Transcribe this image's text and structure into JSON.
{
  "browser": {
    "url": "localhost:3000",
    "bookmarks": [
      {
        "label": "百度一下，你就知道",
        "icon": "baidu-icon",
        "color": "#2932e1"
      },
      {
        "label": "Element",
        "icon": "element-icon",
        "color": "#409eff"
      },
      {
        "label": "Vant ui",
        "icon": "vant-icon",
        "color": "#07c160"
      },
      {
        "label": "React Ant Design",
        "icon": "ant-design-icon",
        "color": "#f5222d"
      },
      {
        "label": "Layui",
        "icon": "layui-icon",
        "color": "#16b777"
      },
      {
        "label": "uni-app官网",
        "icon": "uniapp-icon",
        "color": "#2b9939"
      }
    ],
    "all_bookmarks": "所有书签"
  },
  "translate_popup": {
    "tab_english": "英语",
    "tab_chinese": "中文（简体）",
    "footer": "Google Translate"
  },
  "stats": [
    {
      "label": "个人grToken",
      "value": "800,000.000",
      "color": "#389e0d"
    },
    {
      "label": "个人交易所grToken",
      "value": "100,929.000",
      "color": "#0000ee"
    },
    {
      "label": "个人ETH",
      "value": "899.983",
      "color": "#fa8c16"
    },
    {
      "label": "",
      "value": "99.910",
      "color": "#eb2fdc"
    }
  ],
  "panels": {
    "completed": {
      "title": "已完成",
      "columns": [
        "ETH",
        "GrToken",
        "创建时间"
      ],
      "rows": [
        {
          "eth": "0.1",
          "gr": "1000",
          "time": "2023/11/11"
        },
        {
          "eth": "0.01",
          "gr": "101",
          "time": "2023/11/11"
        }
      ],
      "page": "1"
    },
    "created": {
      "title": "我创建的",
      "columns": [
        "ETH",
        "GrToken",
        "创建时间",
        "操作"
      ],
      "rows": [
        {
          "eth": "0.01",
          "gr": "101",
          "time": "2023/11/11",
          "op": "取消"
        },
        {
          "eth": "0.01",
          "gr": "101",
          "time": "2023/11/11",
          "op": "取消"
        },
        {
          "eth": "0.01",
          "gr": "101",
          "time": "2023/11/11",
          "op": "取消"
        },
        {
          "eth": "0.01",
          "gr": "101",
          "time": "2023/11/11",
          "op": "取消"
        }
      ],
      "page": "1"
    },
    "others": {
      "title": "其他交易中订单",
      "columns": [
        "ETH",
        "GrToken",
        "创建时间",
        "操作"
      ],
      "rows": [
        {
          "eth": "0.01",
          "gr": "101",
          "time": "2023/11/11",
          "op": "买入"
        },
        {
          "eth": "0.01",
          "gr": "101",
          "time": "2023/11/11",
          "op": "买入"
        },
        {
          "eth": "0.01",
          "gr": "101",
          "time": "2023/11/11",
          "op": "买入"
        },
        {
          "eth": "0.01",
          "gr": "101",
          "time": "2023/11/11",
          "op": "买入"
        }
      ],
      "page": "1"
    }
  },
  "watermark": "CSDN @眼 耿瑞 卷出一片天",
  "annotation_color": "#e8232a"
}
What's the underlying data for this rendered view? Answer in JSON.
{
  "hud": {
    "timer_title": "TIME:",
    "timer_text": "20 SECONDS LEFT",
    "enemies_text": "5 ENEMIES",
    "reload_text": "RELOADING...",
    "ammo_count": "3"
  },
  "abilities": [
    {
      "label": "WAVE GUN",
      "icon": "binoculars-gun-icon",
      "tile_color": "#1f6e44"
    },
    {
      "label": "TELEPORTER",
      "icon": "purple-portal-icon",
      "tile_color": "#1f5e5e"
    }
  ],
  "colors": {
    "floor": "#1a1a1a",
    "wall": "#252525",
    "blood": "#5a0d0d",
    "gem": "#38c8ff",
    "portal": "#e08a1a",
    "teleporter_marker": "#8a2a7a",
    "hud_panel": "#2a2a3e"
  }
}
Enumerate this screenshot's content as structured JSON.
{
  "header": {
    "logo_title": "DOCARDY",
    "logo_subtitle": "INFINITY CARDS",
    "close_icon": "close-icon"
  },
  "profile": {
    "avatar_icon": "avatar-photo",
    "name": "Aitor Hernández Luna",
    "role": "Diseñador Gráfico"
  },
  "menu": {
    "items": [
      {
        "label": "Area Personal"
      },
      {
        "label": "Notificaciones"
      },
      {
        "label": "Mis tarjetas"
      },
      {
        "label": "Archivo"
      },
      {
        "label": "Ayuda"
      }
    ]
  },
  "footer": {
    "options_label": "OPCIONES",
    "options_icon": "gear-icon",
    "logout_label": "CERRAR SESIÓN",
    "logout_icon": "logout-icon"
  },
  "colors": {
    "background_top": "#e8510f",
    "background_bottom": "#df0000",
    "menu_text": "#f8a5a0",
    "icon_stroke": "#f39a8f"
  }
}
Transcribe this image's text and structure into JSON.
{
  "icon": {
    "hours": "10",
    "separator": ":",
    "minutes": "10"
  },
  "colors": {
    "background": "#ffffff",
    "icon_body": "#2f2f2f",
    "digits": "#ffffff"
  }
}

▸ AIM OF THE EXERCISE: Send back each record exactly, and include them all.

▸ WORKED SOLUTION:
Transcribe this image's text and structure into JSON.
{
  "browser": {
    "url": "localhost:3000",
    "bookmarks": [
      {
        "label": "百度一下，你就知道",
        "icon": "baidu-icon",
        "color": "#2932e1"
      },
      {
        "label": "Element",
        "icon": "element-icon",
        "color": "#409eff"
      },
      {
        "label": "Vant ui",
        "icon": "vant-icon",
        "color": "#07c160"
      },
      {
        "label": "React Ant Design",
        "icon": "ant-design-icon",
        "color": "#f5222d"
      },
      {
        "label": "Layui",
        "icon": "layui-icon",
        "color": "#16b777"
      },
      {
        "label": "uni-app官网",
        "icon": "uniapp-icon",
        "color": "#2b9939"
      }
    ],
    "all_bookmarks": "所有书签"
  },
  "translate_popup": {
    "tab_english": "英语",
    "tab_chinese": "中文（简体）",
    "footer": "Google Translate"
  },
  "stats": [
    {
      "label": "个人grToken",
      "value": "800,000.000",
      "color": "#389e0d"
    },
    {
      "label": "个人交易所grToken",
      "value": "100,929.000",
      "color": "#0000ee"
    },
    {
      "label": "个人ETH",
      "value": "899.983",
      "color": "#fa8c16"
    },
    {
      "label": "",
      "value": "99.910",
      "color": "#eb2fdc"
    }
  ],
  "panels": {
    "completed": {
      "title": "已完成",
      "columns": [
        "ETH",
        "GrToken",
        "创建时间"
      ],
      "rows": [
        {
          "eth": "0.1",
          "gr": "1000",
          "time": "2023/11/11"
        },
        {
          "eth": "0.01",
          "gr": "101",
          "time": "2023/11/11"
        }
      ],
      "page": "1"
    },
    "created": {
      "title": "我创建的",
      "columns": [
        "ETH",
        "GrToken",
        "创建时间",
        "操作"
      ],
      "rows": [
        {
          "eth": "0.01",
          "gr": "101",
          "time": "2023/11/11",
          "op": "取消"
        },
        {
          "eth": "0.01",
          "gr": "101",
          "time": "2023/11/11",
          "op": "取消"
        },
        {
          "eth": "0.01",
          "gr": "101",
          "time": "2023/11/11",
          "op": "取消"
        },
        {
          "eth": "0.01",
          "gr": "101",
          "time": "2023/11/11",
          "op": "取消"
        }
      ],
      "page": "1"
    },
    "others": {
      "title": "其他交易中订单",
      "columns": [
        "ETH",
        "GrToken",
        "创建时间",
        "操作"
      ],
      "rows": [
        {
          "eth": "0.01",
          "gr": "101",
          "time": "2023/11/11",
          "op": "买入"
        },
        {
          "eth": "0.01",
          "gr": "101",
          "time": "2023/11/11",
          "op": "买入"
        },
        {
          "eth": "0.01",
          "gr": "101",
          "time": "2023/11/11",
          "op": "买入"
        },
        {
          "eth": "0.01",
          "gr": "101",
          "time": "2023/11/11",
          "op": "买入"
        }
      ],
      "page": "1"
    }
  },
  "watermark": "CSDN @眼 耿瑞 卷出一片天",
  "annotation_color": "#e8232a"
}
What's the underlying data for this rendered view? Answer in JSON.
{
  "hud": {
    "timer_title": "TIME:",
    "timer_text": "20 SECONDS LEFT",
    "enemies_text": "5 ENEMIES",
    "reload_text": "RELOADING...",
    "ammo_count": "3"
  },
  "abilities": [
    {
      "label": "WAVE GUN",
      "icon": "binoculars-gun-icon",
      "tile_color": "#1f6e44"
    },
    {
      "label": "TELEPORTER",
      "icon": "purple-portal-icon",
      "tile_color": "#1f5e5e"
    }
  ],
  "colors": {
    "floor": "#1a1a1a",
    "wall": "#252525",
    "blood": "#5a0d0d",
    "gem": "#38c8ff",
    "portal": "#e08a1a",
    "teleporter_marker": "#8a2a7a",
    "hud_panel": "#2a2a3e"
  }
}
Enumerate this screenshot's content as structured JSON.
{
  "header": {
    "logo_title": "DOCARDY",
    "logo_subtitle": "INFINITY CARDS",
    "close_icon": "close-icon"
  },
  "profile": {
    "avatar_icon": "avatar-photo",
    "name": "Aitor Hernández Luna",
    "role": "Diseñador Gráfico"
  },
  "menu": {
    "items": [
      {
        "label": "Area Personal"
      },
      {
        "label": "Notificaciones"
      },
      {
        "label": "Mis tarjetas"
      },
      {
        "label": "Archivo"
      },
      {
        "label": "Ayuda"
      }
    ]
  },
  "footer": {
    "options_label": "OPCIONES",
    "options_icon": "gear-icon",
    "logout_label": "CERRAR SESIÓN",
    "logout_icon": "logout-icon"
  },
  "colors": {
    "background_top": "#e8510f",
    "background_bottom": "#df0000",
    "menu_text": "#f8a5a0",
    "icon_stroke": "#f39a8f"
  }
}
Transcribe this image's text and structure into JSON.
{
  "icon": {
    "hours": "10",
    "separator": ":",
    "minutes": "10"
  },
  "colors": {
    "background": "#ffffff",
    "icon_body": "#2f2f2f",
    "digits": "#ffffff"
  }
}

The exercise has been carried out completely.